Getting a Taste of Farm Life
Laura’s farm is a veritable menagerie with chickens, ponies, horses, donkeys, pigs, doves, dogs and cats. I loved being able to spend a few days getting some one-on-one time with the animals and breathing some fresh country air into my lungs.
Hearing the War Stories of a 90-Year Old French WWII Vet
One of the highlights of the trip was chatting with Laura’s surrogate grandfather, Georges, over pineau and madeleines. After offering us a drink, Georges told us about the tribulations he had faced as a young soldier fighting the Germans, or as he called them, the “Boschs.”
The most horrific thing Georges told us about was the massacre in the nearby village Oradour-sur-Glane. On June 10th, 1944, four days after D-Day, a German Waffen-SS company locked up several hundred women and children in the town church and burned it to the ground. Any who tried to escape the church were then met with machine gun fire. The men were brutally murdered in several nearby barns and then burned as well.
“I could smell the burning bodies from my house,” George told us.
When my friends told Georges that I was American, he gasped. “Une vraie americaine?” A real American? He then proceeded to tell me how grateful he was for the Americans because they had “dropped parachutes full of chickens and supplies” during the war.
And though he told us that he had seen many miseries in his life, it amazed me that Georges was such a jovial person, laughing and drinking with such a broad smile on his face.
Before we left, he gave my two English friends many kisses, “Mes petites anglaises ! Vous m’avez sauvé la vie.” My little English girls! You saved my life.
Home-cooked, Farm-fresh Meals
Over the weekend we demolished lots of goodies, like a large jar of homemade strawberry-rhubarb jam and lord knows how much baguette. And while I’m lucky to enjoy lots of home-cooked meals here in France, it was wonderful dining on home-cooked food straight from the farm.
And never in my life have I looked up from washing dishes and seen five horses galloping past- country life at its finest.
One of my favorite adrenaline rushes in the world is the one you get from galloping on a horse, so it was such a joy to be able to ride all weekend! But I must say I have never felt like such a Yankee as when I grabbed the reins with one hand, as you do with a Western saddle.

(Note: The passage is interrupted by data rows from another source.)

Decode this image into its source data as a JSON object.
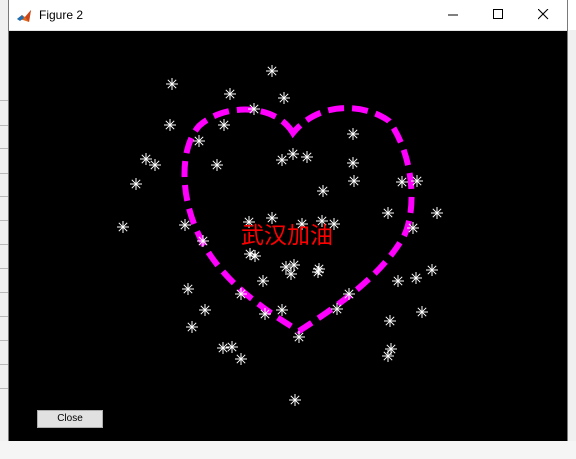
{
  "window": {
    "title": "Figure 2",
    "background": "#000000"
  },
  "controls": {
    "close_label": "Close"
  },
  "plot": {
    "text": "武汉加油",
    "text_color": "#ff0000",
    "heart_color": "#ff00ff",
    "star_color": "#ffffff",
    "heart_style": "dashed"
  },
  "icons": {
    "app": "matlab-icon",
    "minimize": "minimize-icon",
    "maximize": "maximize-icon",
    "close": "close-icon"
  }
}
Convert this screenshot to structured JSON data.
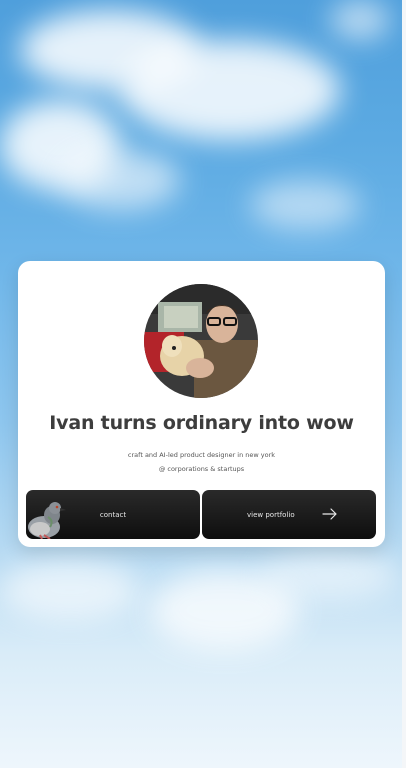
{
  "hero": {
    "headline": "Ivan turns ordinary into wow",
    "tagline": "craft and AI-led product designer in new york",
    "audience": "@ corporations & startups"
  },
  "actions": {
    "contact_label": "contact",
    "portfolio_label": "view portfolio"
  },
  "icons": {
    "contact": "pigeon-icon",
    "portfolio": "arrow-right-icon"
  },
  "colors": {
    "sky_top": "#4f9fdc",
    "sky_bottom": "#eef6fc",
    "card": "#ffffff",
    "headline": "#3d3d3d",
    "button": "#141414"
  }
}
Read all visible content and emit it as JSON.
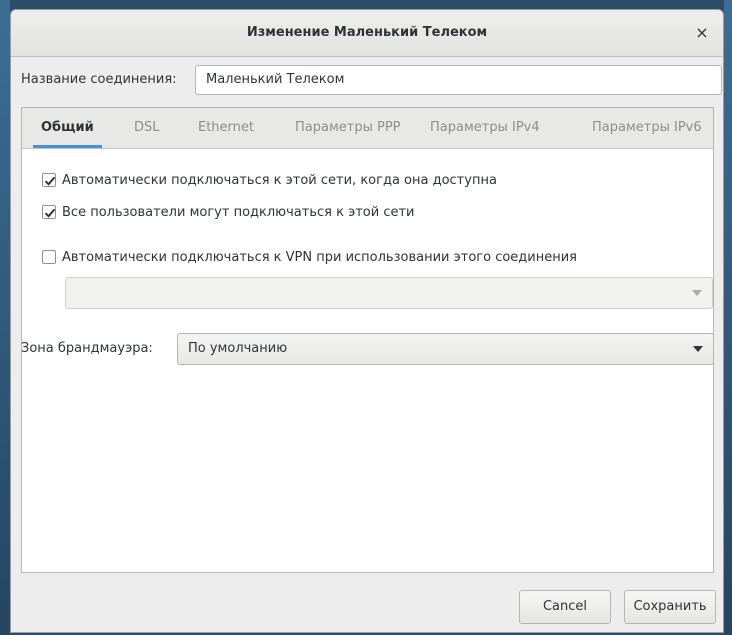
{
  "window": {
    "title": "Изменение Маленький Телеком",
    "close_glyph": "×"
  },
  "connection": {
    "name_label": "Название соединения:",
    "name_value": "Маленький Телеком"
  },
  "tabs": [
    {
      "label": "Общий",
      "active": true
    },
    {
      "label": "DSL",
      "active": false
    },
    {
      "label": "Ethernet",
      "active": false
    },
    {
      "label": "Параметры PPP",
      "active": false
    },
    {
      "label": "Параметры IPv4",
      "active": false
    },
    {
      "label": "Параметры IPv6",
      "active": false
    }
  ],
  "general": {
    "auto_connect": {
      "label": "Автоматически подключаться к этой сети, когда она доступна",
      "checked": true
    },
    "all_users": {
      "label": "Все пользователи могут подключаться к этой сети",
      "checked": true
    },
    "auto_vpn": {
      "label": "Автоматически подключаться к VPN при использовании этого соединения",
      "checked": false
    },
    "vpn_select": {
      "value": "",
      "enabled": false
    },
    "firewall_zone": {
      "label": "Зона брандмауэра:",
      "value": "По умолчанию"
    }
  },
  "buttons": {
    "cancel": "Cancel",
    "save": "Сохранить"
  },
  "icons": {
    "close": "close-icon",
    "checkmark": "checkmark-icon",
    "dropdown": "chevron-down-icon"
  },
  "colors": {
    "accent": "#4a90d9",
    "desktop": "#2b4d6a"
  }
}
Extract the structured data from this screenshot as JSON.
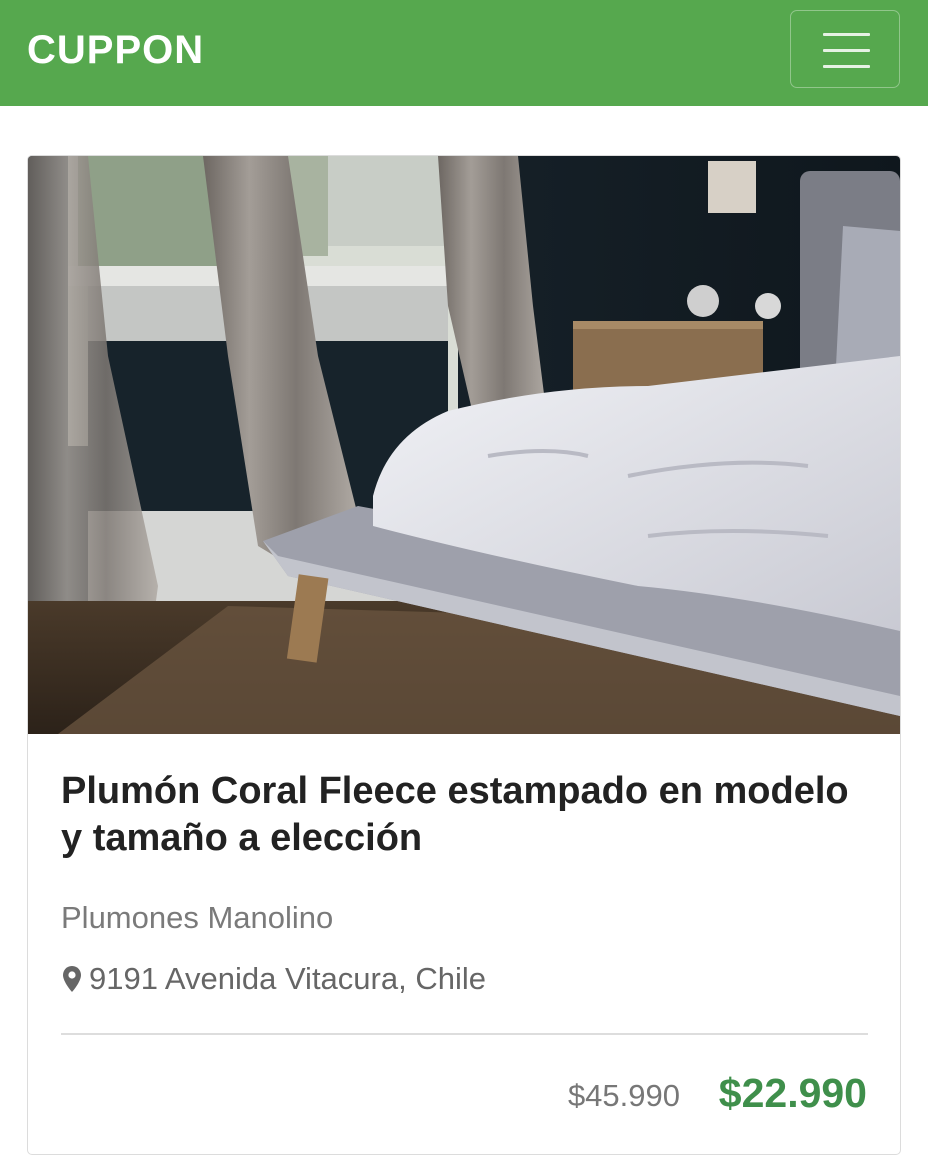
{
  "header": {
    "brand": "CUPPON",
    "menu_icon": "hamburger-menu-icon",
    "accent_color": "#56a84e"
  },
  "deal": {
    "image_description_icon": "bedroom-photo",
    "title": "Plumón Coral Fleece estampado en modelo y tamaño a elección",
    "merchant": "Plumones Manolino",
    "location_icon": "map-marker-icon",
    "address": "9191 Avenida Vitacura, Chile",
    "original_price": "$45.990",
    "discount_price": "$22.990",
    "price_color": "#3f8f4b"
  }
}
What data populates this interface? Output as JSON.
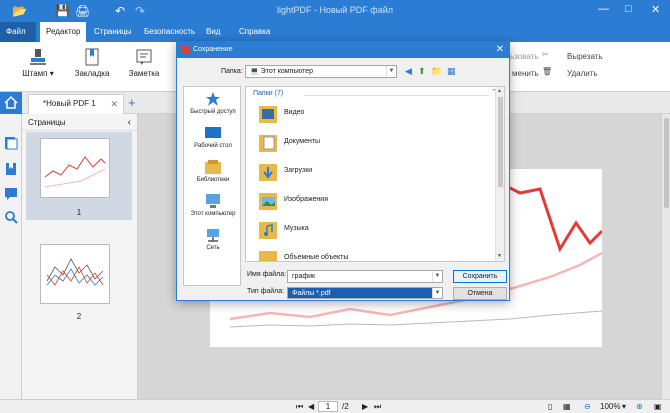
{
  "window": {
    "title": "lightPDF - Новый PDF файл"
  },
  "menu": {
    "file": "Файл",
    "tabs": [
      "Редактор",
      "Страницы",
      "Безопасность",
      "Вид",
      "Справка"
    ]
  },
  "ribbon": {
    "stamp": "Штамп",
    "bookmark": "Закладка",
    "note": "Заметка",
    "replace": "менить",
    "cut": "Вырезать",
    "delete": "Удалить",
    "edit_partial": "ьзовать"
  },
  "doc_tab": {
    "name": "*Новый PDF 1"
  },
  "pages_panel": {
    "title": "Страницы",
    "pages": [
      "1",
      "2"
    ]
  },
  "dialog": {
    "title": "Сохранение",
    "folder_label": "Папка:",
    "folder_value": "Этот компьютер",
    "places": [
      "Быстрый доступ",
      "Рабочий стол",
      "Библиотеки",
      "Этот компьютер",
      "Сеть"
    ],
    "group_header": "Папки (7)",
    "folders": [
      "Видео",
      "Документы",
      "Загрузки",
      "Изображения",
      "Музыка",
      "Объемные объекты"
    ],
    "filename_label": "Имя файла:",
    "filename_value": "график",
    "filetype_label": "Тип файла:",
    "filetype_value": "Файлы *.pdf",
    "save_button": "Сохранить",
    "cancel_button": "Отмена"
  },
  "status": {
    "current_page": "1",
    "total_pages": "/2",
    "zoom": "100%"
  },
  "colors": {
    "accent": "#2b7cd3",
    "chart_red": "#e23b3b",
    "chart_pink": "#f4b6b6"
  }
}
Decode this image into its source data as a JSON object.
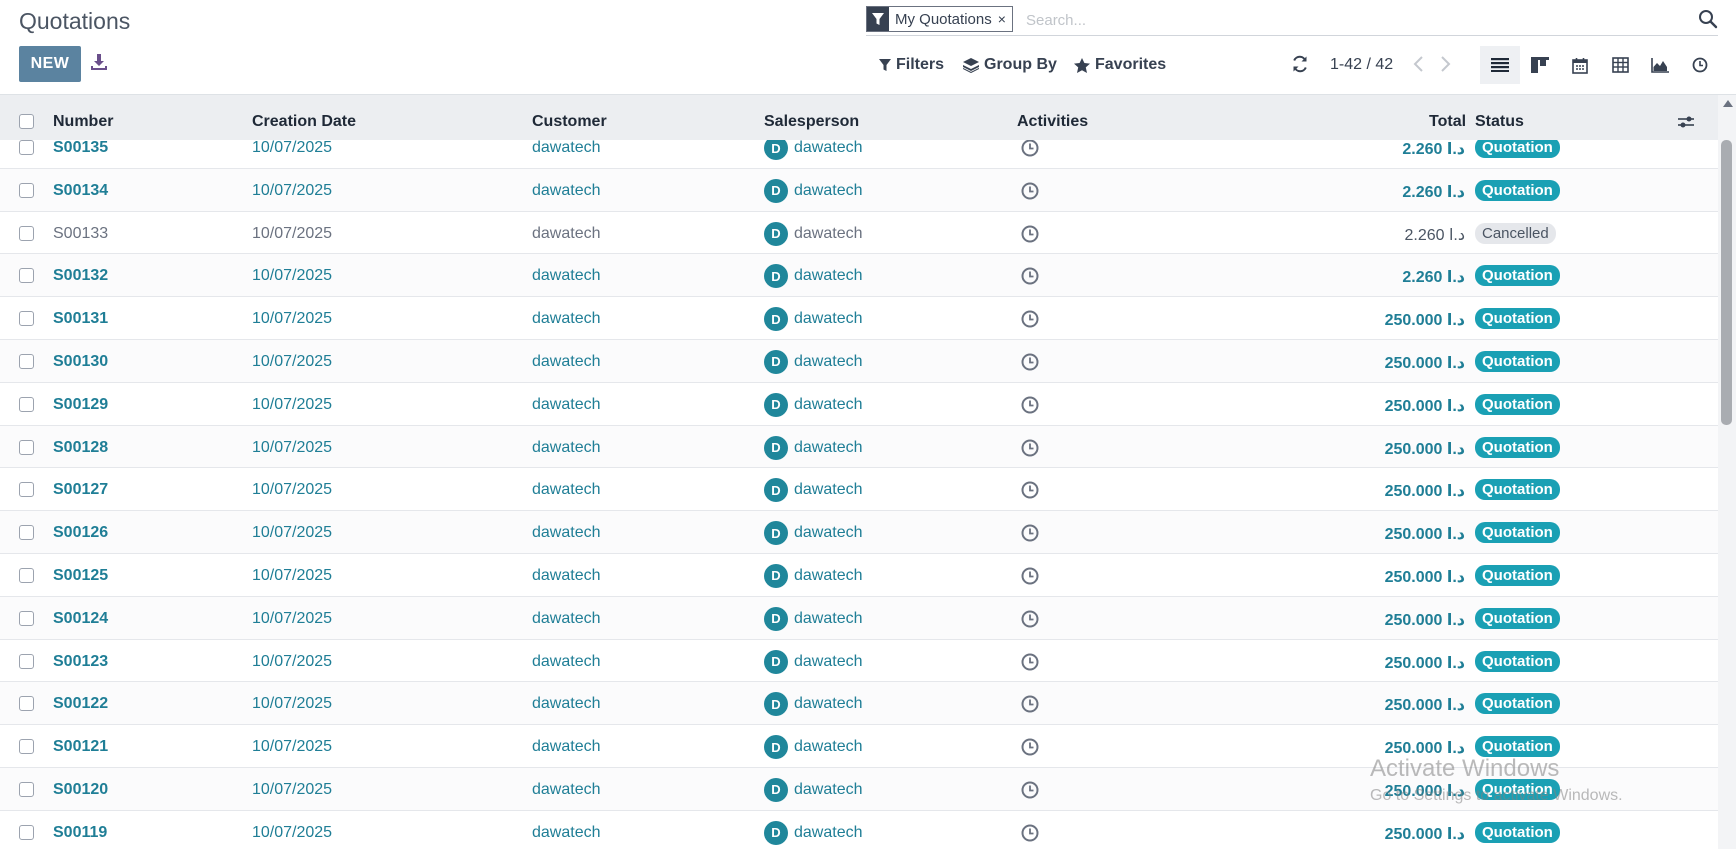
{
  "header": {
    "title": "Quotations",
    "new_label": "NEW"
  },
  "search": {
    "facet_value": "My Quotations",
    "facet_remove": "×",
    "placeholder": "Search..."
  },
  "search_options": {
    "filters": "Filters",
    "group_by": "Group By",
    "favorites": "Favorites"
  },
  "pager": {
    "value": "1-42 / 42"
  },
  "columns": {
    "number": "Number",
    "creation_date": "Creation Date",
    "customer": "Customer",
    "salesperson": "Salesperson",
    "activities": "Activities",
    "total": "Total",
    "status": "Status"
  },
  "rows": [
    {
      "number": "S00135",
      "date": "10/07/2025",
      "customer": "dawatech",
      "avatar": "D",
      "salesperson": "dawatech",
      "total": "2.260  د.ا",
      "status": "Quotation"
    },
    {
      "number": "S00134",
      "date": "10/07/2025",
      "customer": "dawatech",
      "avatar": "D",
      "salesperson": "dawatech",
      "total": "2.260  د.ا",
      "status": "Quotation"
    },
    {
      "number": "S00133",
      "date": "10/07/2025",
      "customer": "dawatech",
      "avatar": "D",
      "salesperson": "dawatech",
      "total": "2.260  د.ا",
      "status": "Cancelled"
    },
    {
      "number": "S00132",
      "date": "10/07/2025",
      "customer": "dawatech",
      "avatar": "D",
      "salesperson": "dawatech",
      "total": "2.260  د.ا",
      "status": "Quotation"
    },
    {
      "number": "S00131",
      "date": "10/07/2025",
      "customer": "dawatech",
      "avatar": "D",
      "salesperson": "dawatech",
      "total": "250.000  د.ا",
      "status": "Quotation"
    },
    {
      "number": "S00130",
      "date": "10/07/2025",
      "customer": "dawatech",
      "avatar": "D",
      "salesperson": "dawatech",
      "total": "250.000  د.ا",
      "status": "Quotation"
    },
    {
      "number": "S00129",
      "date": "10/07/2025",
      "customer": "dawatech",
      "avatar": "D",
      "salesperson": "dawatech",
      "total": "250.000  د.ا",
      "status": "Quotation"
    },
    {
      "number": "S00128",
      "date": "10/07/2025",
      "customer": "dawatech",
      "avatar": "D",
      "salesperson": "dawatech",
      "total": "250.000  د.ا",
      "status": "Quotation"
    },
    {
      "number": "S00127",
      "date": "10/07/2025",
      "customer": "dawatech",
      "avatar": "D",
      "salesperson": "dawatech",
      "total": "250.000  د.ا",
      "status": "Quotation"
    },
    {
      "number": "S00126",
      "date": "10/07/2025",
      "customer": "dawatech",
      "avatar": "D",
      "salesperson": "dawatech",
      "total": "250.000  د.ا",
      "status": "Quotation"
    },
    {
      "number": "S00125",
      "date": "10/07/2025",
      "customer": "dawatech",
      "avatar": "D",
      "salesperson": "dawatech",
      "total": "250.000  د.ا",
      "status": "Quotation"
    },
    {
      "number": "S00124",
      "date": "10/07/2025",
      "customer": "dawatech",
      "avatar": "D",
      "salesperson": "dawatech",
      "total": "250.000  د.ا",
      "status": "Quotation"
    },
    {
      "number": "S00123",
      "date": "10/07/2025",
      "customer": "dawatech",
      "avatar": "D",
      "salesperson": "dawatech",
      "total": "250.000  د.ا",
      "status": "Quotation"
    },
    {
      "number": "S00122",
      "date": "10/07/2025",
      "customer": "dawatech",
      "avatar": "D",
      "salesperson": "dawatech",
      "total": "250.000  د.ا",
      "status": "Quotation"
    },
    {
      "number": "S00121",
      "date": "10/07/2025",
      "customer": "dawatech",
      "avatar": "D",
      "salesperson": "dawatech",
      "total": "250.000  د.ا",
      "status": "Quotation"
    },
    {
      "number": "S00120",
      "date": "10/07/2025",
      "customer": "dawatech",
      "avatar": "D",
      "salesperson": "dawatech",
      "total": "250.000  د.ا",
      "status": "Quotation"
    },
    {
      "number": "S00119",
      "date": "10/07/2025",
      "customer": "dawatech",
      "avatar": "D",
      "salesperson": "dawatech",
      "total": "250.000  د.ا",
      "status": "Quotation"
    }
  ],
  "watermark": {
    "line1": "Activate Windows",
    "line2": "Go to Settings to activate Windows."
  },
  "colors": {
    "primary_button": "#5b83a0",
    "link": "#1f7e96",
    "status_quotation": "#1aa0b4",
    "status_cancelled": "#e5e7eb"
  }
}
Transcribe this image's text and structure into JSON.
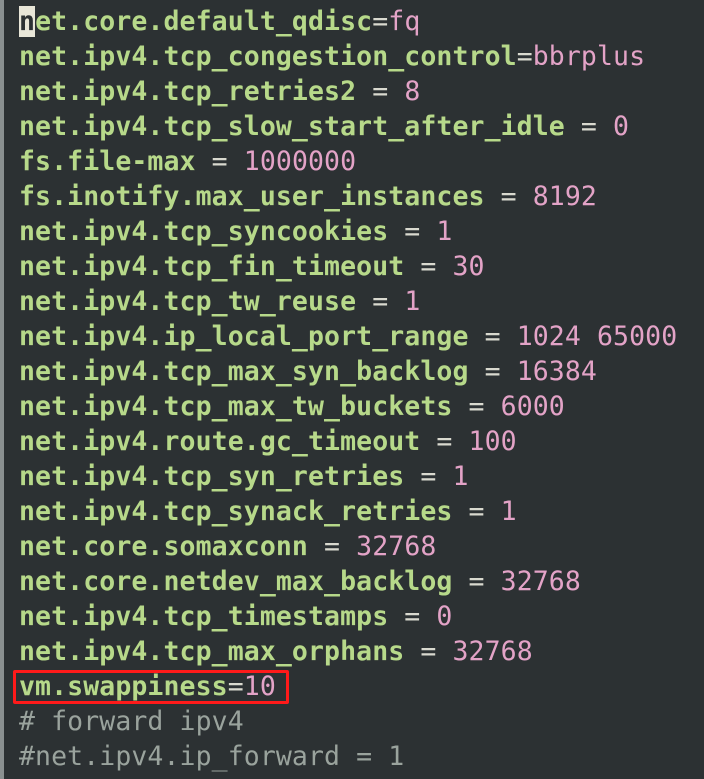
{
  "editor": {
    "lines": [
      {
        "cursor_char": "n",
        "key": "et.core.default_qdisc",
        "sep": "=",
        "value": "fq"
      },
      {
        "key": "net.ipv4.tcp_congestion_control",
        "sep": "=",
        "value": "bbrplus"
      },
      {
        "key": "net.ipv4.tcp_retries2",
        "sep": " = ",
        "value": "8"
      },
      {
        "key": "net.ipv4.tcp_slow_start_after_idle",
        "sep": " = ",
        "value": "0"
      },
      {
        "key": "fs.file-max",
        "sep": " = ",
        "value": "1000000"
      },
      {
        "key": "fs.inotify.max_user_instances",
        "sep": " = ",
        "value": "8192"
      },
      {
        "key": "net.ipv4.tcp_syncookies",
        "sep": " = ",
        "value": "1"
      },
      {
        "key": "net.ipv4.tcp_fin_timeout",
        "sep": " = ",
        "value": "30"
      },
      {
        "key": "net.ipv4.tcp_tw_reuse",
        "sep": " = ",
        "value": "1"
      },
      {
        "key": "net.ipv4.ip_local_port_range",
        "sep": " = ",
        "value": "1024 65000"
      },
      {
        "key": "net.ipv4.tcp_max_syn_backlog",
        "sep": " = ",
        "value": "16384"
      },
      {
        "key": "net.ipv4.tcp_max_tw_buckets",
        "sep": " = ",
        "value": "6000"
      },
      {
        "key": "net.ipv4.route.gc_timeout",
        "sep": " = ",
        "value": "100"
      },
      {
        "key": "net.ipv4.tcp_syn_retries",
        "sep": " = ",
        "value": "1"
      },
      {
        "key": "net.ipv4.tcp_synack_retries",
        "sep": " = ",
        "value": "1"
      },
      {
        "key": "net.core.somaxconn",
        "sep": " = ",
        "value": "32768"
      },
      {
        "key": "net.core.netdev_max_backlog",
        "sep": " = ",
        "value": "32768"
      },
      {
        "key": "net.ipv4.tcp_timestamps",
        "sep": " = ",
        "value": "0"
      },
      {
        "key": "net.ipv4.tcp_max_orphans",
        "sep": " = ",
        "value": "32768"
      },
      {
        "key": "vm.swappiness",
        "sep": "=",
        "value": "10"
      }
    ],
    "comments": [
      "# forward ipv4",
      "#net.ipv4.ip_forward = 1"
    ]
  },
  "colors": {
    "background": "#2c3133",
    "key": "#b7d98a",
    "value": "#e3a3c7",
    "comment": "#9aa39d",
    "highlight_box": "#ff1a1a"
  }
}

Laura has been riding since she was a little girl and has competed for years, so it was fun to finally she her jump. And by the end of the weekend I was finally getting the hang of riding with an English saddle.
Good Times with Good Friends.
Over the year I’ve spent in Paris, I’ve made some absolutely incredible friends. And though it pains me to admit, I only have a few weeks left with them. (At least until we cross paths again!)
So it was wonderful to spend some quality time together without watching the clock: rocking out to Dizzee Rascal in the car, strolling the countryside with the dogs and munching on orange-flavored biscuits and tea while watching Spice World on VHS.
In more ways than one, this weekend was a breath of fresh air. It was exactly what I needed.
Have you ever visited the French countryside?
While I may not be the sportiest/most adventurous of bloggers, I am really into tennis and used to play varsity in high school. So when a family friend visiting Paris asked me, “Do you like tennis? How would you like my extra ticket to the French Open quarterfinals?” I actually had tears in my eyes. (more…)